A county located just north of New York City declared a measles emergency Tuesday, banning unvaccinated children from public areas.
Rockland County announced that beginning at midnight on March 27, anyone 18 years of age or younger who is not vaccinated against the measles will be barred from public places until they either receive the measles-mumps-rubella (MMR) vaccination or when the declaration expires in 30 days.
The county has been at the center of one of the worst measles outbreaks in the United States in years. As of March 27, 2019, there have been 155 confirmed cases of measles in Rockland County.
Approximately 45 percent of those infected are between the ages of 4 and 18 and nearly 26 percent are between 1 to 3 years old. More than 82 percent of those who’ve been infected in the area did not receive the measles vaccination.
This is the sixth outbreak to occur in the United States this year.
“The current measles outbreaks around the U.S. (and the world) are concerning as we are seeing high numbers of cases and spread to several states,” Dr. Amesh Adalja, an infectious disease specialist and senior scholar at the Johns Hopkins Center for Health Security, told Healthline.
“This is a completely preventable occurrence and represents the dangers of the anti-vaccination movement whose actions threaten to drag the world back to a primitive era in which vaccine-preventable infections ran rampant,” Adalja added.
Since January 1, 2019, there have been approximately 314 reported cases of measles across 15 states, according to the
The states with the highest activity include California, Illinois, New York, Texas, and Washington.
The recent outbreaks are connected to travelers who have brought the measles back to the United States after traveling abroad, the CDC reported.
Measles is one of the most contagious viruses in the world. It usually starts with a fever, a cough, a runny nose, and inflamed eyes. Some people may get small, white spots on the inside of their mouths or a rash that spreads from the face to the body.
In more serious cases, it can cause pneumonia, deafness, brain damage, and even death.
The respiratory disease is an airborne disease, which means it spreads when a person coughs, sneezes, or talks and expels nasal and throat secretions into the air. The virus can “stay alive” in the air or on surfaces for up to two hours.
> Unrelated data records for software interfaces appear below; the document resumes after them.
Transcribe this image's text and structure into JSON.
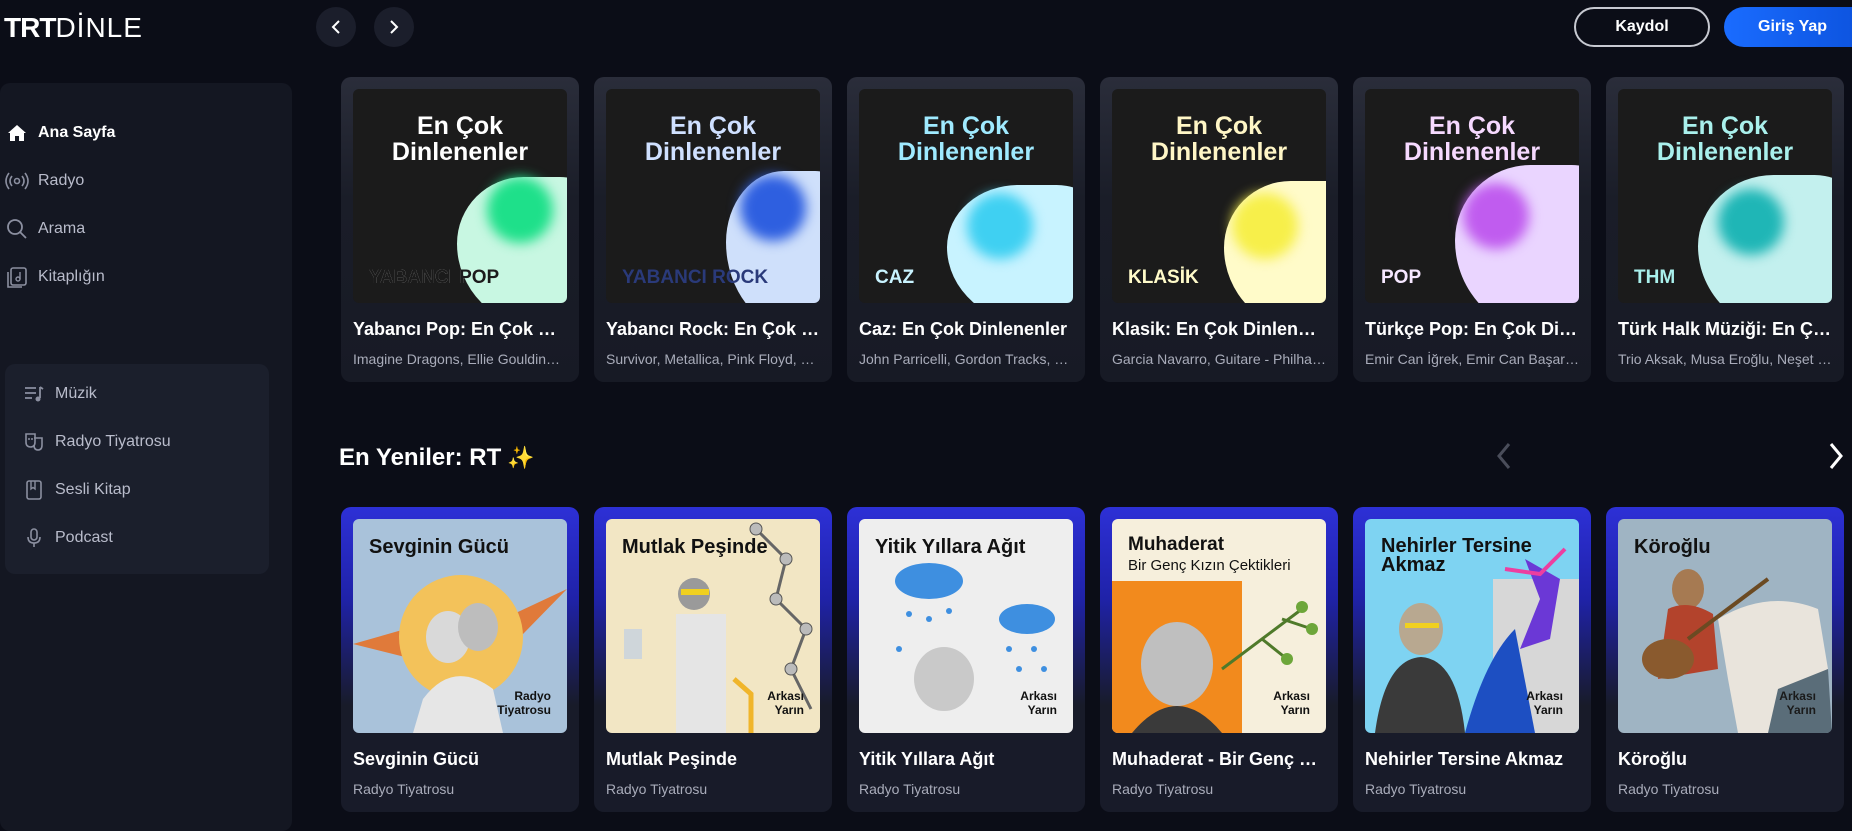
{
  "logo": {
    "bold": "TRT",
    "light": "DİNLE"
  },
  "header": {
    "signup": "Kaydol",
    "login": "Giriş Yap"
  },
  "sidebar": {
    "main": [
      {
        "label": "Ana Sayfa",
        "icon": "home-icon",
        "active": true
      },
      {
        "label": "Radyo",
        "icon": "radio-icon"
      },
      {
        "label": "Arama",
        "icon": "search-icon"
      },
      {
        "label": "Kitaplığın",
        "icon": "library-icon"
      }
    ],
    "categories": [
      {
        "label": "Müzik",
        "icon": "music-icon"
      },
      {
        "label": "Radyo Tiyatrosu",
        "icon": "theater-icon"
      },
      {
        "label": "Sesli Kitap",
        "icon": "book-icon"
      },
      {
        "label": "Podcast",
        "icon": "microphone-icon"
      }
    ]
  },
  "playlists": {
    "heading": "En Çok Dinlenenler",
    "items": [
      {
        "cover_label": "YABANCI POP",
        "title": "Yabancı Pop: En Çok Dinlenenler",
        "artists": "Imagine Dragons, Ellie Goulding, Dua Lipa",
        "head_color": "#ffffff",
        "blob_color": "#c8f7e2",
        "dot_color": "#1ee08a"
      },
      {
        "cover_label": "YABANCI ROCK",
        "title": "Yabancı Rock: En Çok Dinlenenler",
        "artists": "Survivor, Metallica, Pink Floyd, Queen",
        "head_color": "#cfe0ff",
        "blob_color": "#cfe0fb",
        "dot_color": "#2e5fe0"
      },
      {
        "cover_label": "CAZ",
        "title": "Caz: En Çok Dinlenenler",
        "artists": "John Parricelli, Gordon Tracks, Miles Davis",
        "head_color": "#9feaff",
        "blob_color": "#c8f3ff",
        "dot_color": "#3fd0f2"
      },
      {
        "cover_label": "KLASİK",
        "title": "Klasik: En Çok Dinlenenler",
        "artists": "Garcia Navarro, Guitare - Philharmonia",
        "head_color": "#fff6c6",
        "blob_color": "#fffbc9",
        "dot_color": "#f7ef4a"
      },
      {
        "cover_label": "POP",
        "title": "Türkçe Pop: En Çok Dinlenenler",
        "artists": "Emir Can İğrek, Emir Can Başaran, Sezen Aksu",
        "head_color": "#f6d9ff",
        "blob_color": "#ead5ff",
        "dot_color": "#c05cef"
      },
      {
        "cover_label": "THM",
        "title": "Türk Halk Müziği: En Çok Dinlenenler",
        "artists": "Trio Aksak, Musa Eroğlu, Neşet Ertaş",
        "head_color": "#a9f0ec",
        "blob_color": "#c3f0ee",
        "dot_color": "#1fb6b6"
      }
    ]
  },
  "section": {
    "title": "En Yeniler: RT",
    "emoji": "✨"
  },
  "dramas": [
    {
      "cover_title": "Sevginin Gücü",
      "cover_sub": "",
      "tag": "Radyo\nTiyatrosu",
      "title": "Sevginin Gücü",
      "subtitle": "Radyo Tiyatrosu",
      "bg": "#a9c2da"
    },
    {
      "cover_title": "Mutlak Peşinde",
      "cover_sub": "",
      "tag": "Arkası\nYarın",
      "title": "Mutlak Peşinde",
      "subtitle": "Radyo Tiyatrosu",
      "bg": "#f2e6c4"
    },
    {
      "cover_title": "Yitik Yıllara Ağıt",
      "cover_sub": "",
      "tag": "Arkası\nYarın",
      "title": "Yitik Yıllara Ağıt",
      "subtitle": "Radyo Tiyatrosu",
      "bg": "#eeeeee"
    },
    {
      "cover_title": "Muhaderat",
      "cover_sub": "Bir Genç Kızın Çektikleri",
      "tag": "Arkası\nYarın",
      "title": "Muhaderat - Bir Genç Kızın Çektikleri",
      "subtitle": "Radyo Tiyatrosu",
      "bg": "#f6efdc"
    },
    {
      "cover_title": "Nehirler Tersine\nAkmaz",
      "cover_sub": "",
      "tag": "Arkası\nYarın",
      "title": "Nehirler Tersine Akmaz",
      "subtitle": "Radyo Tiyatrosu",
      "bg": "#7ed3f2"
    },
    {
      "cover_title": "Köroğlu",
      "cover_sub": "",
      "tag": "Arkası\nYarın",
      "title": "Köroğlu",
      "subtitle": "Radyo Tiyatrosu",
      "bg": "#9fb4c3"
    }
  ]
}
For people who lack immunity or who have not been vaccinated, 90 percent who come into close contact with the virus will become infected.
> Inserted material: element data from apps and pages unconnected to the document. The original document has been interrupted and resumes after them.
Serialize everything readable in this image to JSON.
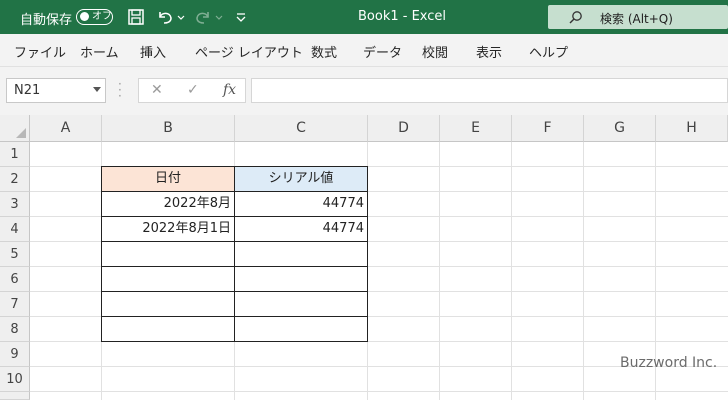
{
  "titlebar": {
    "autosave_label": "自動保存",
    "autosave_state": "オフ",
    "title": "Book1  -  Excel",
    "search_placeholder": "検索 (Alt+Q)",
    "bg_color": "#217346"
  },
  "menu": [
    "ファイル",
    "ホーム",
    "挿入",
    "ページ レイアウト",
    "数式",
    "データ",
    "校閲",
    "表示",
    "ヘルプ"
  ],
  "formula_bar": {
    "name_box": "N21",
    "cancel_icon": "✕",
    "enter_icon": "✓",
    "fx_label": "fx",
    "formula": ""
  },
  "grid": {
    "columns": [
      "A",
      "B",
      "C",
      "D",
      "E",
      "F",
      "G",
      "H"
    ],
    "rows": [
      "1",
      "2",
      "3",
      "4",
      "5",
      "6",
      "7",
      "8",
      "9",
      "10"
    ],
    "table": {
      "header_b": "日付",
      "header_c": "シリアル値",
      "header_b_fill": "#fce4d6",
      "header_c_fill": "#ddebf7",
      "rows": [
        {
          "b": "2022年8月",
          "c": "44774"
        },
        {
          "b": "2022年8月1日",
          "c": "44774"
        },
        {
          "b": "",
          "c": ""
        },
        {
          "b": "",
          "c": ""
        },
        {
          "b": "",
          "c": ""
        },
        {
          "b": "",
          "c": ""
        }
      ]
    }
  },
  "watermark": "Buzzword Inc."
}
“It’s a bit like a heavy rainfall, your chances of getting wet are really high. The way to prevent measles is to get the vaccine — the equivalent of using an umbrella,” says Dr. Rishi Desai, a pediatric infectious disease physician and chief medical officer at Osmosis, an online resource for medical students.
Several experts say vaccine hesitancy and low vaccinations rates seen in certain pockets across the United States are to blame.
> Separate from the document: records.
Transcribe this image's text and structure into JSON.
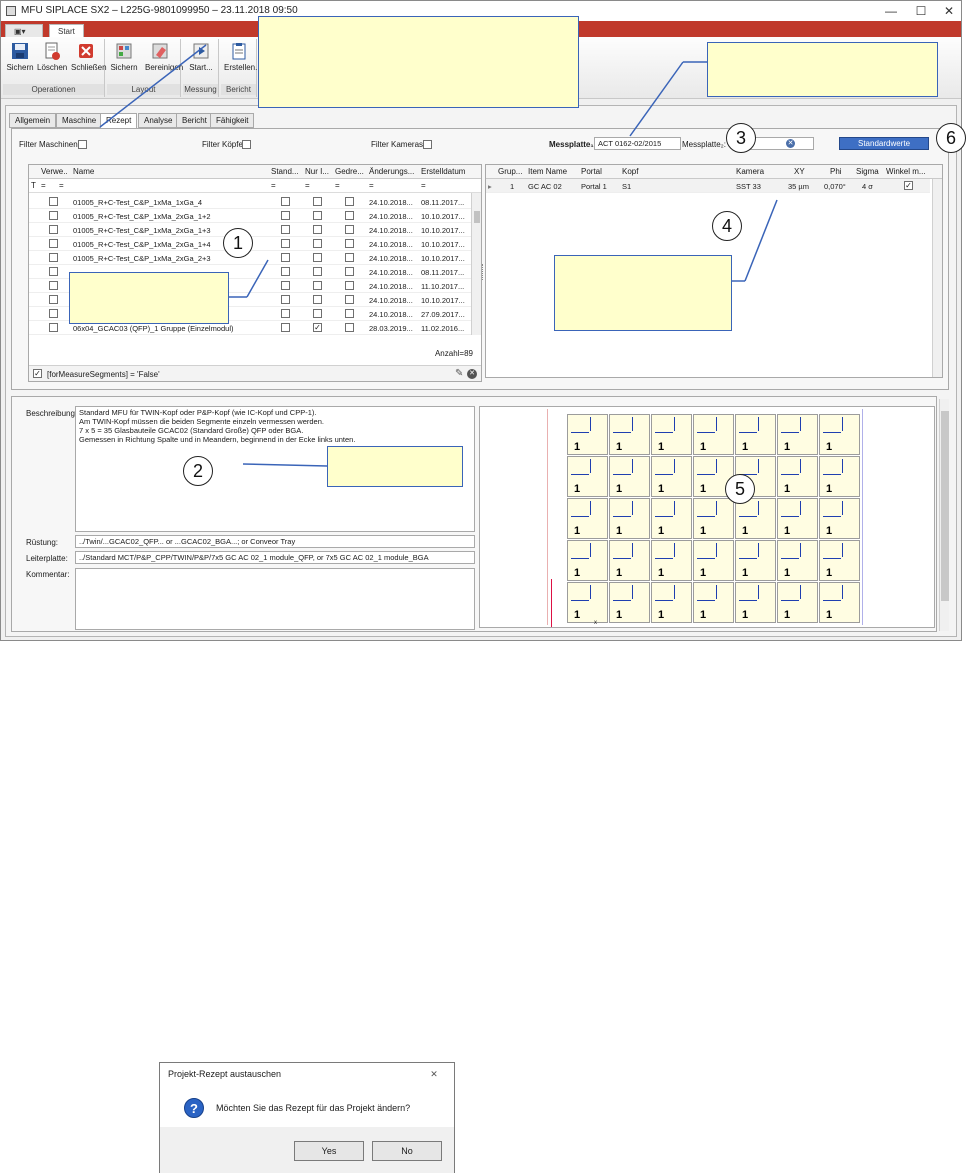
{
  "window": {
    "title": "MFU SIPLACE SX2 – L225G-9801099950 – 23.11.2018 09:50",
    "minimize": "—",
    "maximize": "☐",
    "close": "✕",
    "accent_color": "#c0392b"
  },
  "ribbon": {
    "tab_start": "Start",
    "groups": {
      "operationen": {
        "label": "Operationen",
        "save": "Sichern",
        "delete": "Löschen",
        "close": "Schließen"
      },
      "layout": {
        "label": "Layout",
        "save": "Sichern",
        "clean": "Bereinigen"
      },
      "messung": {
        "label": "Messung",
        "start": "Start..."
      },
      "bericht": {
        "label": "Bericht",
        "create": "Erstellen..."
      }
    }
  },
  "tabs": [
    "Allgemein",
    "Maschine",
    "Rezept",
    "Analyse",
    "Bericht",
    "Fähigkeit"
  ],
  "active_tab": "Rezept",
  "filters": {
    "machines": "Filter Maschinen",
    "heads": "Filter Köpfe",
    "cameras": "Filter Kameras",
    "plate1_label": "Messplatte₁:",
    "plate1_value": "ACT 0162-02/2015",
    "plate2_label": "Messplatte₂:",
    "default_button": "Standardwerte"
  },
  "recipe_grid": {
    "columns": [
      "Verwe...",
      "Name",
      "Stand...",
      "Nur I...",
      "Gedre...",
      "Änderungs...",
      "Erstelldatum"
    ],
    "filter_symbol": "=",
    "rows": [
      {
        "name": "01005_R+C-Test_C&P_1xMa_1xGa_4",
        "changed": "24.10.2018...",
        "created": "08.11.2017..."
      },
      {
        "name": "01005_R+C-Test_C&P_1xMa_2xGa_1+2",
        "changed": "24.10.2018...",
        "created": "10.10.2017..."
      },
      {
        "name": "01005_R+C-Test_C&P_1xMa_2xGa_1+3",
        "changed": "24.10.2018...",
        "created": "10.10.2017..."
      },
      {
        "name": "01005_R+C-Test_C&P_1xMa_2xGa_1+4",
        "changed": "24.10.2018...",
        "created": "10.10.2017..."
      },
      {
        "name": "01005_R+C-Test_C&P_1xMa_2xGa_2+3",
        "changed": "24.10.2018...",
        "created": "10.10.2017..."
      },
      {
        "name": "",
        "changed": "24.10.2018...",
        "created": "08.11.2017..."
      },
      {
        "name": "",
        "changed": "24.10.2018...",
        "created": "11.10.2017..."
      },
      {
        "name": "",
        "changed": "24.10.2018...",
        "created": "10.10.2017..."
      },
      {
        "name": "",
        "changed": "24.10.2018...",
        "created": "27.09.2017..."
      },
      {
        "name": "06x04_GCAC03 (QFP)_1 Gruppe (Einzelmodul)",
        "changed": "28.03.2019...",
        "created": "11.02.2016..."
      }
    ],
    "count": "Anzahl=89",
    "filter_expression": "[forMeasureSegments] = 'False'"
  },
  "group_grid": {
    "columns": [
      "Grup...",
      "Item Name",
      "Portal",
      "Kopf",
      "Kamera",
      "XY",
      "Phi",
      "Sigma",
      "Winkel m..."
    ],
    "row": {
      "group": "1",
      "item": "GC AC 02",
      "portal": "Portal 1",
      "head": "S1",
      "camera": "SST 33",
      "xy": "35 µm",
      "phi": "0,070°",
      "sigma": "4 σ"
    }
  },
  "details": {
    "description_label": "Beschreibung:",
    "description_lines": [
      "Standard MFU für TWIN-Kopf oder P&P-Kopf (wie IC-Kopf und CPP-1).",
      "Am TWIN-Kopf müssen die beiden Segmente einzeln vermessen werden.",
      "7 x 5 = 35 Glasbauteile GCAC02 (Standard Große) QFP oder BGA.",
      "Gemessen in Richtung Spalte und in Meandern, beginnend in der Ecke links unten."
    ],
    "setup_label": "Rüstung:",
    "setup_value": "../Twin/...GCAC02_QFP... or ...GCAC02_BGA...; or Conveor Tray",
    "board_label": "Leiterplatte:",
    "board_value": "../Standard MCT/P&P_CPP/TWIN/P&P/7x5 GC AC 02_1 module_QFP, or 7x5 GC AC 02_1 module_BGA",
    "comment_label": "Kommentar:"
  },
  "layout_preview": {
    "cell_label": "1",
    "rows": 5,
    "cols": 7,
    "axis_label": "x"
  },
  "markers": [
    "1",
    "2",
    "3",
    "4",
    "5",
    "6"
  ],
  "dialog": {
    "title": "Projekt-Rezept austauschen",
    "message": "Möchten Sie das Rezept für das Projekt ändern?",
    "yes": "Yes",
    "no": "No",
    "close": "✕",
    "icon": "question-icon"
  }
}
These areas have been hit the hardest by the measles outbreaks, Rockland County being one of them.
“The New York outbreak is being fed by a highly under-vaccinated group of people in which the virus had little or no resistance to spread,” Adalja said.
Public health officials are urging people to get vaccinated. The Rockland County Department of Health is working with the New York State Department of Health to keep exposure to the measles at bay and offer free vaccines to boost Rockland County’s immunization rate.
The MMR vaccine is a very safe, effective way to prevent the disease. It’s given in two doses and is up to 97 percent effective at preventing infection. Though some may experience side effects — including muscle aches, rash, and fatigue — these symptoms are typically mild and short-lived.
The trick to beating the outbreaks is clear and simple: get vaccinated.
“Measles preys upon people that aren’t protected. So as long as there are clusters of children and adults that aren’t getting the measles vaccine, we will likely continue seeing outbreaks in those communities,” Desai explained.
In order for population to maintain immunity — known as herd immunity — vaccination rates must reach 95 percent. The theory here is that if most of a population is protected against a disease, it won’t be able to spread throughout the community.
Ideally, the virus will be confined to the anti-vaccination “hotspots” and will be repelled when it encounters an area with herd immunity, explains Adalja.
Although measles immunization in the United States is high —
“These outbreaks are unfortunate and preventable. We need to get the message out to folks that vaccines save lives and prevent these terrible illnesses in the first place,” said Desai.
A county north of New York City declared a measles emergency Tuesday, marking the sixth outbreak to occur in the United States this year. Health experts say low vaccination rates in certain pockets of the country are to blame. The best way to avoid catching the measles it to get vaccinated.